One other item, that may be incorrect on the card, is the possible transposition of the I and J. Here is a photo of the 1909 Hansen specimen book, showing the only I or J, in the name Ioseph Lehnhardt. Below that specimen is a showing of Engravers Old English from ATF 1923.
I would appreciate any comment as to whether the J should be the one with the curl at the base.

Dave Greer

Good eye Dave. I remember an APA member once pointed out to the Milwaukee Journal that their “flag” on page one, set in a black letter face, was set with a “I” rather than a “J”, thereby declaring the paper the Milwaukee “iournal”. Sound it out and you’ll see why there was an uproar in the composition dept.

John Henry
Cedar Creek Press

John, I believe you might be referring to the late Charlie Bush and the St. Joseph, Missouri Gazette. The Gazette used the cap I rather than the cap J for 77 years until Charlie pointed it out—a typesetter’s mistake made in in 1903. The story made the New York Times. The capital J in the text letters often has an upward hook, while the Capital I has a downward curl. The 1923 ATF book shows complete specimens of their typefaces, and that seems to be true with the text faces shown there—Engravers Old English, Wedding Text, Shaw Text— though there are other variations, too, like Cloister Black, Tudor Black, and Washington Text. Lafayettte Text is not shown in the ATF book, but it is similar to the first three faces I mentioned, so I think samples shown in earlier posts by Dave have the two letters switched. I will try to attach Charlie’s definitive answer here.

image: StJosephB.jpg


Thanks, John & Bob!

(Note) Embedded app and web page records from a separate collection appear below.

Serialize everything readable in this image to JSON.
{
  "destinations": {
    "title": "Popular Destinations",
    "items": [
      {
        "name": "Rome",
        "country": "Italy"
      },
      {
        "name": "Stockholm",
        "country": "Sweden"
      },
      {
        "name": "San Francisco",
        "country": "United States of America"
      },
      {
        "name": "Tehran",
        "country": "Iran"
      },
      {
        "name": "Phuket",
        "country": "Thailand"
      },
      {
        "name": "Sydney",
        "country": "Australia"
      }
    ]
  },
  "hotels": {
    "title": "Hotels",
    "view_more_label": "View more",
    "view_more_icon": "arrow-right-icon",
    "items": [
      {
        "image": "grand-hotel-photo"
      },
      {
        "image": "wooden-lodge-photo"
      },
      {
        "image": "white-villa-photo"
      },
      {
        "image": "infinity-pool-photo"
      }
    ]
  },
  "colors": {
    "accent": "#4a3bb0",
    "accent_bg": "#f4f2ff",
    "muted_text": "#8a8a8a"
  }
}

I do think that “Iournal” makes the funnier story! :-)


You are correct, Bob, it was Charlie Bush and another Iournal which was duly chastised. I can’t recall whether the paper decided to alter their flag.

John H